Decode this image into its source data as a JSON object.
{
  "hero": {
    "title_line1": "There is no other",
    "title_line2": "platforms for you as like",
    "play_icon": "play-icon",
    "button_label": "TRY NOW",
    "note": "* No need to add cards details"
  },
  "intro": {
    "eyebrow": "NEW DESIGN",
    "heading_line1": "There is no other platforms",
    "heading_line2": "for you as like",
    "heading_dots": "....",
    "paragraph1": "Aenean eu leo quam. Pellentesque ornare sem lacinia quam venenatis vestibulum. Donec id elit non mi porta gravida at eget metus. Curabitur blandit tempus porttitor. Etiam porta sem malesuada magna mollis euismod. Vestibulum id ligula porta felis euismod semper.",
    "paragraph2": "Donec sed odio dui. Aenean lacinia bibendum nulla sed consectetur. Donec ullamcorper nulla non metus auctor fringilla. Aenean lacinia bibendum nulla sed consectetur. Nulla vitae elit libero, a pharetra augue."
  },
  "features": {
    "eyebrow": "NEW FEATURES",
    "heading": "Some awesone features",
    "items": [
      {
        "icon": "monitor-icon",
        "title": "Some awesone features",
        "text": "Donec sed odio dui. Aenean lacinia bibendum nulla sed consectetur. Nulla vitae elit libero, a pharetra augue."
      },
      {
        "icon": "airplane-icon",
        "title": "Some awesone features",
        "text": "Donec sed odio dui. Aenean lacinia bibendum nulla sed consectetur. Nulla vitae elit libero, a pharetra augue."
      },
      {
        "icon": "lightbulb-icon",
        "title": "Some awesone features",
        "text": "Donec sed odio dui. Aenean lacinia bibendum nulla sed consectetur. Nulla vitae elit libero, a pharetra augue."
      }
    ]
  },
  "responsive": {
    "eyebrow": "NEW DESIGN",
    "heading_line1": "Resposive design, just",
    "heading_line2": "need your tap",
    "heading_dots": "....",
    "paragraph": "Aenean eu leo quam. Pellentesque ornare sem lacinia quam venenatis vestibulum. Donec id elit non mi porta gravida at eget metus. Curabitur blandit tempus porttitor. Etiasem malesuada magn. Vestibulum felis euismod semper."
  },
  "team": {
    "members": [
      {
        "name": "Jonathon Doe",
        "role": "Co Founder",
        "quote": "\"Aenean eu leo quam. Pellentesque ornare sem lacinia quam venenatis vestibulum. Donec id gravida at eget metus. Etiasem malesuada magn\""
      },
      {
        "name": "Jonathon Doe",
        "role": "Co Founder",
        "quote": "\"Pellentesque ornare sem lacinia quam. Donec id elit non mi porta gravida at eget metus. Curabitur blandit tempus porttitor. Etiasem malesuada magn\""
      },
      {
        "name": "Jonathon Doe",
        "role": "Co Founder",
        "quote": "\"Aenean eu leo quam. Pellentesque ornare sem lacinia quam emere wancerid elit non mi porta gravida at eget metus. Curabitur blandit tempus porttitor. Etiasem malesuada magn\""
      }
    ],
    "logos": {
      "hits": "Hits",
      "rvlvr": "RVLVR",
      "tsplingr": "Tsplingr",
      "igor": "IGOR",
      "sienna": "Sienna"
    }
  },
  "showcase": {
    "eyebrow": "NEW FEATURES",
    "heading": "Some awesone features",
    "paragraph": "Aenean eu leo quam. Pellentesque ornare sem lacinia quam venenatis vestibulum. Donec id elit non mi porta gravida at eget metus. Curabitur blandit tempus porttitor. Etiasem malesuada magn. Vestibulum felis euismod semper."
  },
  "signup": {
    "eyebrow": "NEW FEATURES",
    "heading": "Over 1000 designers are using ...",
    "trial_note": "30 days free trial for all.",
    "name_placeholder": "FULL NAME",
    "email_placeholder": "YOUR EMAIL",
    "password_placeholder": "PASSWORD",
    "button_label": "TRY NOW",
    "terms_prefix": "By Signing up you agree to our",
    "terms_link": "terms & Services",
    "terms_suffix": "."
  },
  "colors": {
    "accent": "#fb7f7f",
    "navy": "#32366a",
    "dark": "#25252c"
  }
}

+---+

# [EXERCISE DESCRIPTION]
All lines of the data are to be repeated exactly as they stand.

# [PROBLEM SOLUTION]
Decode this image into its source data as a JSON object.
{
  "hero": {
    "title_line1": "There is no other",
    "title_line2": "platforms for you as like",
    "play_icon": "play-icon",
    "button_label": "TRY NOW",
    "note": "* No need to add cards details"
  },
  "intro": {
    "eyebrow": "NEW DESIGN",
    "heading_line1": "There is no other platforms",
    "heading_line2": "for you as like",
    "heading_dots": "....",
    "paragraph1": "Aenean eu leo quam. Pellentesque ornare sem lacinia quam venenatis vestibulum. Donec id elit non mi porta gravida at eget metus. Curabitur blandit tempus porttitor. Etiam porta sem malesuada magna mollis euismod. Vestibulum id ligula porta felis euismod semper.",
    "paragraph2": "Donec sed odio dui. Aenean lacinia bibendum nulla sed consectetur. Donec ullamcorper nulla non metus auctor fringilla. Aenean lacinia bibendum nulla sed consectetur. Nulla vitae elit libero, a pharetra augue."
  },
  "features": {
    "eyebrow": "NEW FEATURES",
    "heading": "Some awesone features",
    "items": [
      {
        "icon": "monitor-icon",
        "title": "Some awesone features",
        "text": "Donec sed odio dui. Aenean lacinia bibendum nulla sed consectetur. Nulla vitae elit libero, a pharetra augue."
      },
      {
        "icon": "airplane-icon",
        "title": "Some awesone features",
        "text": "Donec sed odio dui. Aenean lacinia bibendum nulla sed consectetur. Nulla vitae elit libero, a pharetra augue."
      },
      {
        "icon": "lightbulb-icon",
        "title": "Some awesone features",
        "text": "Donec sed odio dui. Aenean lacinia bibendum nulla sed consectetur. Nulla vitae elit libero, a pharetra augue."
      }
    ]
  },
  "responsive": {
    "eyebrow": "NEW DESIGN",
    "heading_line1": "Resposive design, just",
    "heading_line2": "need your tap",
    "heading_dots": "....",
    "paragraph": "Aenean eu leo quam. Pellentesque ornare sem lacinia quam venenatis vestibulum. Donec id elit non mi porta gravida at eget metus. Curabitur blandit tempus porttitor. Etiasem malesuada magn. Vestibulum felis euismod semper."
  },
  "team": {
    "members": [
      {
        "name": "Jonathon Doe",
        "role": "Co Founder",
        "quote": "\"Aenean eu leo quam. Pellentesque ornare sem lacinia quam venenatis vestibulum. Donec id gravida at eget metus. Etiasem malesuada magn\""
      },
      {
        "name": "Jonathon Doe",
        "role": "Co Founder",
        "quote": "\"Pellentesque ornare sem lacinia quam. Donec id elit non mi porta gravida at eget metus. Curabitur blandit tempus porttitor. Etiasem malesuada magn\""
      },
      {
        "name": "Jonathon Doe",
        "role": "Co Founder",
        "quote": "\"Aenean eu leo quam. Pellentesque ornare sem lacinia quam emere wancerid elit non mi porta gravida at eget metus. Curabitur blandit tempus porttitor. Etiasem malesuada magn\""
      }
    ],
    "logos": {
      "hits": "Hits",
      "rvlvr": "RVLVR",
      "tsplingr": "Tsplingr",
      "igor": "IGOR",
      "sienna": "Sienna"
    }
  },
  "showcase": {
    "eyebrow": "NEW FEATURES",
    "heading": "Some awesone features",
    "paragraph": "Aenean eu leo quam. Pellentesque ornare sem lacinia quam venenatis vestibulum. Donec id elit non mi porta gravida at eget metus. Curabitur blandit tempus porttitor. Etiasem malesuada magn. Vestibulum felis euismod semper."
  },
  "signup": {
    "eyebrow": "NEW FEATURES",
    "heading": "Over 1000 designers are using ...",
    "trial_note": "30 days free trial for all.",
    "name_placeholder": "FULL NAME",
    "email_placeholder": "YOUR EMAIL",
    "password_placeholder": "PASSWORD",
    "button_label": "TRY NOW",
    "terms_prefix": "By Signing up you agree to our",
    "terms_link": "terms & Services",
    "terms_suffix": "."
  },
  "colors": {
    "accent": "#fb7f7f",
    "navy": "#32366a",
    "dark": "#25252c"
  }
}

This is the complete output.